‘Every beautiful poem is an act of resistance’ – MSt Tutor Jenny Lewis at the Al Kalima International Forum of Poetry, Morocco, March 2015.

‘Every beautiful poem is an act of resistance’[1]: reflections on a voyage poétique.
By Jenny Lewis, 31 March 2015

Carcanet poet abroadFor every physical journey there is an accompanying internal, psychological and spiritual one and my trip to the Third Rencontre Internationale de la Poésie in Morocco this month was no exception. The fact that the festival theme this year was ‘poetry and resistance’ was the reason I had been invited. Since the publication of my book Taking Mesopotamia (Oxford Poets/ Carcanet, 2014) I have been categorized as a contemporary war poet, tackling themes of resistance and dissent. The fact that I have a growing body of poetry translated into Arabic (with the help of the Iraqi poet Adnan al-Sayegh) has also given me a passport to Arabic-speaking festivals and is a key factor in opening doors to a wider international readership. Over the eight days of the festival I and the other 22 poets from 15 countries gave 12 readings and took part in round table discussions on where the poetry of dissent is taking us in the continuing aftermath of the 2003-2011 Iraq War. My book started as a search for my lost father who fought with the South Wales Borderers in Mesopotamia-Iraq in the First World War and died when I was a few months old at the end of the Second World War. Because of this it is deeply personal to me and the fact that poems from the book shared the same forum as the work of great activists such as André Breton, Yannis Ritsos and Mahmoud Darwish – not to mention the other poets I was travelling with – gave me a sense of a validation.

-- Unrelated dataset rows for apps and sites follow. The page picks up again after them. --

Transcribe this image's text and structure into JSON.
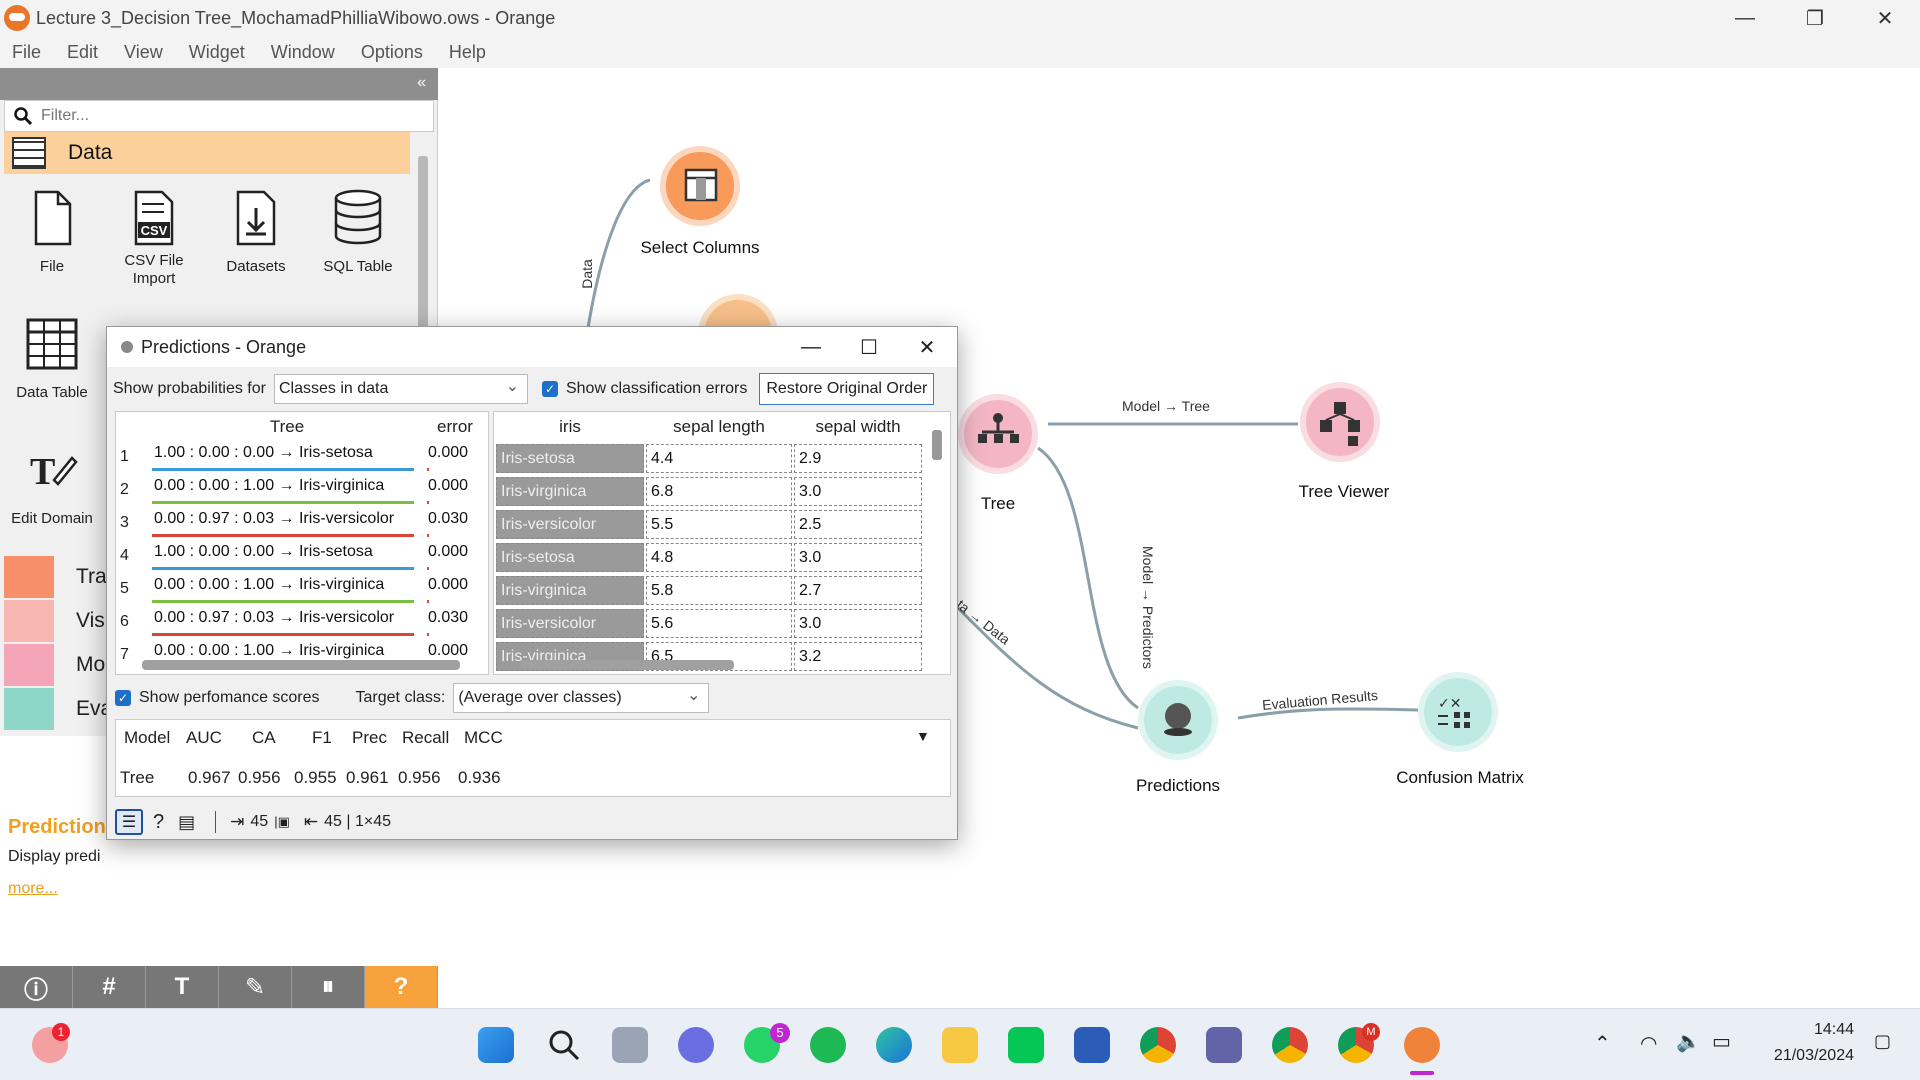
{
  "window": {
    "title": "Lecture 3_Decision Tree_MochamadPhilliaWibowo.ows - Orange",
    "min": "—",
    "max": "❐",
    "close": "✕"
  },
  "menu": [
    "File",
    "Edit",
    "View",
    "Widget",
    "Window",
    "Options",
    "Help"
  ],
  "toolbox": {
    "collapse": "«",
    "filter_placeholder": "Filter...",
    "category": "Data",
    "widgets": [
      {
        "label": "File"
      },
      {
        "label": "CSV File Import"
      },
      {
        "label": "Datasets"
      },
      {
        "label": "SQL Table"
      },
      {
        "label": "Data Table"
      },
      {
        "label": "Edit Domain"
      }
    ],
    "categories": [
      {
        "label": "Tra",
        "color": "#f7906a"
      },
      {
        "label": "Visu",
        "color": "#f7b6b0"
      },
      {
        "label": "Mod",
        "color": "#f4a6b8"
      },
      {
        "label": "Eva",
        "color": "#8dd6c8"
      }
    ],
    "description": {
      "title": "Prediction",
      "text": "Display predi",
      "more": "more..."
    },
    "bottom_tools": [
      "ⓘ",
      "#",
      "T",
      "✎",
      "⏸",
      "?"
    ]
  },
  "canvas": {
    "nodes": [
      {
        "label": "Select Columns",
        "color": "#f79a5a"
      },
      {
        "label": "Tree",
        "color": "#f4b6c4"
      },
      {
        "label": "Tree Viewer",
        "color": "#f4b6c4"
      },
      {
        "label": "Predictions",
        "color": "#bfeae4"
      },
      {
        "label": "Confusion Matrix",
        "color": "#bfeae4"
      }
    ],
    "links": {
      "data": "Data",
      "model_tree": "Model → Tree",
      "model_predictors": "Model → Predictors",
      "data_data": "ta → Data",
      "evaluation": "Evaluation Results"
    }
  },
  "dialog": {
    "title": "Predictions - Orange",
    "show_prob_label": "Show probabilities for",
    "show_prob_value": "Classes in data",
    "show_errors_label": "Show classification errors",
    "restore_button": "Restore Original Order",
    "left_headers": {
      "tree": "Tree",
      "error": "error"
    },
    "right_headers": {
      "iris": "iris",
      "sl": "sepal length",
      "sw": "sepal width"
    },
    "rows": [
      {
        "n": "1",
        "pred": "1.00 : 0.00 : 0.00 → Iris-setosa",
        "err": "0.000",
        "iris": "Iris-setosa",
        "sl": "4.4",
        "sw": "2.9",
        "color": "#3a9ad9"
      },
      {
        "n": "2",
        "pred": "0.00 : 0.00 : 1.00 → Iris-virginica",
        "err": "0.000",
        "iris": "Iris-virginica",
        "sl": "6.8",
        "sw": "3.0",
        "color": "#7bc043"
      },
      {
        "n": "3",
        "pred": "0.00 : 0.97 : 0.03 → Iris-versicolor",
        "err": "0.030",
        "iris": "Iris-versicolor",
        "sl": "5.5",
        "sw": "2.5",
        "color": "#d9453a"
      },
      {
        "n": "4",
        "pred": "1.00 : 0.00 : 0.00 → Iris-setosa",
        "err": "0.000",
        "iris": "Iris-setosa",
        "sl": "4.8",
        "sw": "3.0",
        "color": "#3a9ad9"
      },
      {
        "n": "5",
        "pred": "0.00 : 0.00 : 1.00 → Iris-virginica",
        "err": "0.000",
        "iris": "Iris-virginica",
        "sl": "5.8",
        "sw": "2.7",
        "color": "#7bc043"
      },
      {
        "n": "6",
        "pred": "0.00 : 0.97 : 0.03 → Iris-versicolor",
        "err": "0.030",
        "iris": "Iris-versicolor",
        "sl": "5.6",
        "sw": "3.0",
        "color": "#d9453a"
      },
      {
        "n": "7",
        "pred": "0.00 : 0.00 : 1.00 → Iris-virginica",
        "err": "0.000",
        "iris": "Iris-virginica",
        "sl": "6.5",
        "sw": "3.2",
        "color": "#7bc043"
      }
    ],
    "show_perf_label": "Show perfomance scores",
    "target_label": "Target class:",
    "target_value": "(Average over classes)",
    "perf_headers": [
      "Model",
      "AUC",
      "CA",
      "F1",
      "Prec",
      "Recall",
      "MCC"
    ],
    "perf_values": [
      "Tree",
      "0.967",
      "0.956",
      "0.955",
      "0.961",
      "0.956",
      "0.936"
    ],
    "status_in": "45",
    "status_out": "45 | 1×45"
  },
  "taskbar": {
    "time": "14:44",
    "date": "21/03/2024",
    "badge_whatsapp": "5",
    "badge_left": "1",
    "chrome_badge": "M"
  }
}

A core theme of the debates and round table discussions was the importance of moderation in the revolutionary discourse, reflecting Mahmoud Darwish’s assertion that ‘every beautiful poem is an act of resistance’ and Adonis’[2] belief that focusing on the artistic aspects of poetry is a more effective way of educating people than propaganda, and a better way to serve the nation than more aggressive forms of resistance.

At the discussion on ‘poetry and dissent’ at the Regional Commission for Human Rights in Guelmim (a town near the desert) we heard a Hassanist woman poet read an anonymous traditional love poem. In this strict Berber sect which is loyal to the king and old customs, it is still forbidden for women to write about men in terms of love or sexual relationship. Afterwards I spoke about how vital it is that the voices of women and children are heard in the multicultural space created by war. Stressing the importance of using empathy rather than extremist rhetoric to try to affect change, I read my poem ‘August 2006, Hamid’


Basra, ancient city of parks smelling of flowers
and spices, renowned place of coffee-houses,
mosques and the intricate facades of buildings
of old Ashur: everywhere water mirrors sky –
kingfishers and bee-eaters dart in the shadows
of date palms. Sinbad’s city is now populated
by children[4], all the young men dead in the wars.
Hamid, beautiful child, rises at dawn to collect
scrap metal, building a new life from Pepsi cans:
he says – peace is the greatest treasure we could ask for.

Later at the Guelmim Cultural Centre I read ‘Mother’, a poem inspired by the discovery that on January 11 1917, when my father’s leg was shattered by a bullet at Kut al-Amara and led to his being invalided out of the war, his friend, Captain Evans, was killed. This poem is in the imagined voice of Captain Evans’ mother.


Childbirth was like being excavated:
my belly rose on whalebone wings,
pain soared about me like a bloodied angel:

then you were born

I saw you with my own eyes
I held you day and night:
you lay in my arms, a glowing pupa.

At Kut-al-Amara you were back-lit,
the moon pointed you out against the ridge –
when Turkish gunners stopped your spade

you fell slowly, shedding iridescence

each night in dreams I fail to catch you –
your bones the fragile quills of rescued fledglings
you placed by the stove for warmth

 Both poems are from Taking Mesopotamia (Oxford Poets/ Carcanet 2014) www.carcanetpress/takingmesopotamia

[1] Mahmoud Dawish, Palestinian poet, 1941-2008
[2] Ali Ahmad Said Esber, also known by the pen name Adonis or Adunis, is a Syrian poet, essayist and translator. He has written more than twenty books and volumes of poetry in the Arabic language as well as translated several works from French.
[3] From an account in the Observer, 2009).